*** Opening of Material for the task ***
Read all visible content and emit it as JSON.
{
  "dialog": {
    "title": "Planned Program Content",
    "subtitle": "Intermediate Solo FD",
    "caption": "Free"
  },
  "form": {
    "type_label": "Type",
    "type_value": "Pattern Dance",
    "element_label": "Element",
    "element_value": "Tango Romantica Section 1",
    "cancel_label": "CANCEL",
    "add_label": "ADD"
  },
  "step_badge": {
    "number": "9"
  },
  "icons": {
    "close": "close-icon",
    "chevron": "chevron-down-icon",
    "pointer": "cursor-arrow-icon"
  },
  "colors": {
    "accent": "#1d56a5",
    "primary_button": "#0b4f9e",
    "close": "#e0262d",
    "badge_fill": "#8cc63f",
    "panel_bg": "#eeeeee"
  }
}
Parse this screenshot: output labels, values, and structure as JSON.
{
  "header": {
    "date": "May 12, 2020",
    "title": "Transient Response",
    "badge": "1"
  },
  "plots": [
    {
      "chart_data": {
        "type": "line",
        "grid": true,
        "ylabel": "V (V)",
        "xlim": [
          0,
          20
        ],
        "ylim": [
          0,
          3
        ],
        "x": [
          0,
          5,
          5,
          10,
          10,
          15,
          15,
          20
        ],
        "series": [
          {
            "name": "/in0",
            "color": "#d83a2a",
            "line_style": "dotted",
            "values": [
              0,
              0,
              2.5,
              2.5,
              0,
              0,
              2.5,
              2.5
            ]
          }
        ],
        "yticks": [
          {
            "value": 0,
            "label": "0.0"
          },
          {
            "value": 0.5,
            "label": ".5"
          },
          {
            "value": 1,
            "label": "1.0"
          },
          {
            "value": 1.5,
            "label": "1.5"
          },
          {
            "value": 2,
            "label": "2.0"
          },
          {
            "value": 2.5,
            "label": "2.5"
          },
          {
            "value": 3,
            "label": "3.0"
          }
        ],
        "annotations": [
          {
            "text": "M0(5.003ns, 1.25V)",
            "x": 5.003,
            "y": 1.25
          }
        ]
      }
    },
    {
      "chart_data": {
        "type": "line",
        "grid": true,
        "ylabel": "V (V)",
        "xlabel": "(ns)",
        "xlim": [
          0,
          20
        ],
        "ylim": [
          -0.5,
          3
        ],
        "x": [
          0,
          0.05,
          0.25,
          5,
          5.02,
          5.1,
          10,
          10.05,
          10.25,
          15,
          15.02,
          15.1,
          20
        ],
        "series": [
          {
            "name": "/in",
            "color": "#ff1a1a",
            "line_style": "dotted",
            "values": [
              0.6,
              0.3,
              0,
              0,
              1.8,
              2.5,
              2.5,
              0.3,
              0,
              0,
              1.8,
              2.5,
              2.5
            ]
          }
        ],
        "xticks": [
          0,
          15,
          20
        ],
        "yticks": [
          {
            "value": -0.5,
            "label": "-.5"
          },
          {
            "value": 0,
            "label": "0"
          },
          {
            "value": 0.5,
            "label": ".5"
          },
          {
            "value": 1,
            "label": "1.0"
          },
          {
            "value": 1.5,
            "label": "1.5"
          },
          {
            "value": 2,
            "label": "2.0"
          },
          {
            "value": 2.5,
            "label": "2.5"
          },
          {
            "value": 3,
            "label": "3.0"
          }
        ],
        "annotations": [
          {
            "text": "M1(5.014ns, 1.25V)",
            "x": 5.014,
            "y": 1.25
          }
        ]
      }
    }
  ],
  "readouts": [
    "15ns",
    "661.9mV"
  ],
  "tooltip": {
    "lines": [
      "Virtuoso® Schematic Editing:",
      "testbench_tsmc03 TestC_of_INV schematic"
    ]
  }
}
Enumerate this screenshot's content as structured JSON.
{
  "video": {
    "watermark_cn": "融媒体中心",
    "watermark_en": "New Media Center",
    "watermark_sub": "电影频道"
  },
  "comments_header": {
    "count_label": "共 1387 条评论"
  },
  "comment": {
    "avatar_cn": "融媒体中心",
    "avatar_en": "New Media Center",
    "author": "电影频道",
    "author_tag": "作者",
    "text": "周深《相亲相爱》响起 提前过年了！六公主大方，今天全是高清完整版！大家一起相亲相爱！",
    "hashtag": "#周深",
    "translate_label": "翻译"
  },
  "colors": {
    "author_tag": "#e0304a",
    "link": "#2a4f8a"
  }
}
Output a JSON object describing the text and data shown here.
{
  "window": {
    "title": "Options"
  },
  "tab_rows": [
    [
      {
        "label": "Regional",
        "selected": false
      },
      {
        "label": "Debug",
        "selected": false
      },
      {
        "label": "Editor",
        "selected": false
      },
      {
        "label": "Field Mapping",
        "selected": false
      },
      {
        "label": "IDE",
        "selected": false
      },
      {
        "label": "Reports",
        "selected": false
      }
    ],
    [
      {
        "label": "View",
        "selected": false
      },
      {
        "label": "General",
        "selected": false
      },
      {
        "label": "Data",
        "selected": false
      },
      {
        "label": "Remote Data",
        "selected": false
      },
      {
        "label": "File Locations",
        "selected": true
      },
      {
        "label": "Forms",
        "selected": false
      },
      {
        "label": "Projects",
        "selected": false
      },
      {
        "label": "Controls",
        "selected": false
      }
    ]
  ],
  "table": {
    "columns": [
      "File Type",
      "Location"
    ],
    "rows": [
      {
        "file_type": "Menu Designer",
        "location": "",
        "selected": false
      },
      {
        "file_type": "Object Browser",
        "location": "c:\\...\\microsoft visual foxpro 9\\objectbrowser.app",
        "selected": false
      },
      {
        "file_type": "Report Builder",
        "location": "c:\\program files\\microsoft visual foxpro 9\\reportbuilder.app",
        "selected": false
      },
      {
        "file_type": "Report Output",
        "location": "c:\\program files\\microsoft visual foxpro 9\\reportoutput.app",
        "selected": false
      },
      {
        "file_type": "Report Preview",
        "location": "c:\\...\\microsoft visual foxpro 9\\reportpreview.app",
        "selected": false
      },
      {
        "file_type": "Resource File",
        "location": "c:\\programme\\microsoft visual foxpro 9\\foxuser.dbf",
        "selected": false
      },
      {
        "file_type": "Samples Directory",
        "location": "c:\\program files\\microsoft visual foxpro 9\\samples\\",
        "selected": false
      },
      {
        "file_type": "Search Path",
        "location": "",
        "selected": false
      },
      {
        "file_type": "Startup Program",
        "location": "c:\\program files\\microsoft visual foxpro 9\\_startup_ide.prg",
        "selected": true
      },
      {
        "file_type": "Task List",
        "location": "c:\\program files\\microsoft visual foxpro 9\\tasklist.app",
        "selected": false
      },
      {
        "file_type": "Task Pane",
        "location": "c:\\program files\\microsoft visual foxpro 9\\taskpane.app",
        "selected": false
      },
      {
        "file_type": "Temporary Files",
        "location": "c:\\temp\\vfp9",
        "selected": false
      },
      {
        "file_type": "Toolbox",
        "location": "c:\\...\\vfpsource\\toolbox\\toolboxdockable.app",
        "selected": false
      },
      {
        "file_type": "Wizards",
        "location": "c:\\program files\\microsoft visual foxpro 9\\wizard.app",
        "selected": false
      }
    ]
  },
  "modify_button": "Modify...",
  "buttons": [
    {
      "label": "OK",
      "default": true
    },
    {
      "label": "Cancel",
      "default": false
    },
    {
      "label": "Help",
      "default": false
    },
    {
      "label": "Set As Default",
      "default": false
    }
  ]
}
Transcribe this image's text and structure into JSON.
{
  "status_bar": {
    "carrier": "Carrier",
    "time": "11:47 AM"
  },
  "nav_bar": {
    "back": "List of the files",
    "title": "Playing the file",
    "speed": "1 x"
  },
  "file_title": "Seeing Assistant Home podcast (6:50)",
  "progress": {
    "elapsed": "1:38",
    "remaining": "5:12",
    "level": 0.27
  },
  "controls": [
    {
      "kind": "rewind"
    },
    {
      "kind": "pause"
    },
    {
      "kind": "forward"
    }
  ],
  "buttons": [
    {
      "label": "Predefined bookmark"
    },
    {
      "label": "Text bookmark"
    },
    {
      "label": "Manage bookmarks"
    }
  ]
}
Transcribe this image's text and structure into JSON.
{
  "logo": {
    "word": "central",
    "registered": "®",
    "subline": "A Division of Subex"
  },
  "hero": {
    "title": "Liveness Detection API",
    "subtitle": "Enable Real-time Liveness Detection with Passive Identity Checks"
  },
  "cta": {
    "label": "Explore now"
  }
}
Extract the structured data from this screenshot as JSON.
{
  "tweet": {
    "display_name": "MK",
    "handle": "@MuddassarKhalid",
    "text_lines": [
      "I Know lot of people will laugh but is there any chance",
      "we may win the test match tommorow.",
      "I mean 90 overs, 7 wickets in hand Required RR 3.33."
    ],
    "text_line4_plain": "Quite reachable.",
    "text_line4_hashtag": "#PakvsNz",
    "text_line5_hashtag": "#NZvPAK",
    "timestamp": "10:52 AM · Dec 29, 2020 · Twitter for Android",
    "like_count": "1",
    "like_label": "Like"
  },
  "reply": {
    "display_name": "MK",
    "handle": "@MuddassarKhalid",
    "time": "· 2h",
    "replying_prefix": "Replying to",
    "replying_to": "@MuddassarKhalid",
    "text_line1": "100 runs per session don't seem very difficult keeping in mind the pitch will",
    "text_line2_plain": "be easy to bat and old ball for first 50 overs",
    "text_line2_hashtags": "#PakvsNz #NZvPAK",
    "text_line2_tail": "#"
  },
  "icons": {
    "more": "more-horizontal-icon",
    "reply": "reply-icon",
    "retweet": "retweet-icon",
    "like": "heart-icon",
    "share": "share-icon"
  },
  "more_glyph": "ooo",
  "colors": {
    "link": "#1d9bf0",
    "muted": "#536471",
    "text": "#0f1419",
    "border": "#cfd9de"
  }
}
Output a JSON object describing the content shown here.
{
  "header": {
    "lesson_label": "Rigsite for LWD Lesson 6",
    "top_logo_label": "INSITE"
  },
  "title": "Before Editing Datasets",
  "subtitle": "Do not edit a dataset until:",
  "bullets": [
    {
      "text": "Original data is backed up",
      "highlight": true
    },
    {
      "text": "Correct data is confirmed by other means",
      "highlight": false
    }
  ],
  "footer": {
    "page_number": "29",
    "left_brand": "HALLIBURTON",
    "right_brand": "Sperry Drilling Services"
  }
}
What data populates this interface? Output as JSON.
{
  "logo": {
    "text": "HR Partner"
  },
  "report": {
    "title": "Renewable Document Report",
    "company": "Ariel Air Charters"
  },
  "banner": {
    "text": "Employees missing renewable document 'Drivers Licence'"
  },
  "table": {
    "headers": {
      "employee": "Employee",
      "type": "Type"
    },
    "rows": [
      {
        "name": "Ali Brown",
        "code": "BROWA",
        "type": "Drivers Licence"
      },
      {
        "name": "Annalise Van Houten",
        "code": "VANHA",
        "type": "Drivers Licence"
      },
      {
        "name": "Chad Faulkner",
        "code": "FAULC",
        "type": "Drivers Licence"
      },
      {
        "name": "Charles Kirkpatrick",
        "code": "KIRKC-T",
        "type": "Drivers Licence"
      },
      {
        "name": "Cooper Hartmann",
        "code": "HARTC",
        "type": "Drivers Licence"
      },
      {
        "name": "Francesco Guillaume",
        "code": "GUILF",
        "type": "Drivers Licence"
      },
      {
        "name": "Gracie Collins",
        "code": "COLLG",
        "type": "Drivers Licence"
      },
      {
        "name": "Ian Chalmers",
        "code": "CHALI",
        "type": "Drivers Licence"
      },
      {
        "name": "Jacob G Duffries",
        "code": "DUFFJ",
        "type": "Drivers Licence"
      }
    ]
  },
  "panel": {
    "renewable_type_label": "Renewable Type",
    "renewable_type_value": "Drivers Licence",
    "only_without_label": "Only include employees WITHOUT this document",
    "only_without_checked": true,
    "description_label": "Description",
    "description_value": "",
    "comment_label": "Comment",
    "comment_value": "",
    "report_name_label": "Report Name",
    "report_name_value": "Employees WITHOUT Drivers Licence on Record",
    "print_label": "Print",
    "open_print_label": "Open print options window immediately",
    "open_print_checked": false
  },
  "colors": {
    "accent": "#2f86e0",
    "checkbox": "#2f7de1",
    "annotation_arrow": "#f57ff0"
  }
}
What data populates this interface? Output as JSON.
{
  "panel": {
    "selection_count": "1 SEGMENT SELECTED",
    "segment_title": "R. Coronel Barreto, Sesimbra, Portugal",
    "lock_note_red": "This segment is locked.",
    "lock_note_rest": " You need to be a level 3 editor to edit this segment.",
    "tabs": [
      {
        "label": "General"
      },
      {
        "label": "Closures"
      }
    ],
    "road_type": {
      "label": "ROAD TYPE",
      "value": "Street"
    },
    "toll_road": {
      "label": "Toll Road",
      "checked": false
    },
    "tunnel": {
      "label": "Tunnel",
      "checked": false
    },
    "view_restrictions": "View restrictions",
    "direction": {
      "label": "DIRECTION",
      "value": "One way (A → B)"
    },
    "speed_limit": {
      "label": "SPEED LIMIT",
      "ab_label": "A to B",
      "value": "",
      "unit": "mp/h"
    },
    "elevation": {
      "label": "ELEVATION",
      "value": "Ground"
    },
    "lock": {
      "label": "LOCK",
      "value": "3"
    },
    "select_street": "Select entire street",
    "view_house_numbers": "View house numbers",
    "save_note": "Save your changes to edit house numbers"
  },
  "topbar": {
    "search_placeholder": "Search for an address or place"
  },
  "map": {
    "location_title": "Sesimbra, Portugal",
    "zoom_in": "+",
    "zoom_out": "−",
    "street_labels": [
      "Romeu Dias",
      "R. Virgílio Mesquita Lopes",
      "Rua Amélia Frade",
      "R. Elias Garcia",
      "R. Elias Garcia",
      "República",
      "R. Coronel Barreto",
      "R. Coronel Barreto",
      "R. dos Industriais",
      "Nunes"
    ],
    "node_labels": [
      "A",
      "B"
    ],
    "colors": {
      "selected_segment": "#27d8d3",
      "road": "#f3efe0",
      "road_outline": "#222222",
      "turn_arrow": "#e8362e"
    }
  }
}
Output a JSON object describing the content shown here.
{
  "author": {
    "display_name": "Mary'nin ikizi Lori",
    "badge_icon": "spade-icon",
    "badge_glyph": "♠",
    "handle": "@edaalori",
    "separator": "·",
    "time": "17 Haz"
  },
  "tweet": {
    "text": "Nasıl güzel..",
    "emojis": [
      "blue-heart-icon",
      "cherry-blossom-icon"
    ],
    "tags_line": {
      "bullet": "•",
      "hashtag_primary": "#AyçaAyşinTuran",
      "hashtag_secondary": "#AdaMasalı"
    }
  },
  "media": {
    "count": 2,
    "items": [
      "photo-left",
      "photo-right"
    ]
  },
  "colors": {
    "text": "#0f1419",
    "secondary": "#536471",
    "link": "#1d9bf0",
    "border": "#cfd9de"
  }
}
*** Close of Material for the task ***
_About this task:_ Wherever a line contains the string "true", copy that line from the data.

_Expected answer:_
        "grid": true,
        "grid": true,
        "selected": true
        "selected": true
      "default": true
      "highlight": true
    "only_without_checked": true,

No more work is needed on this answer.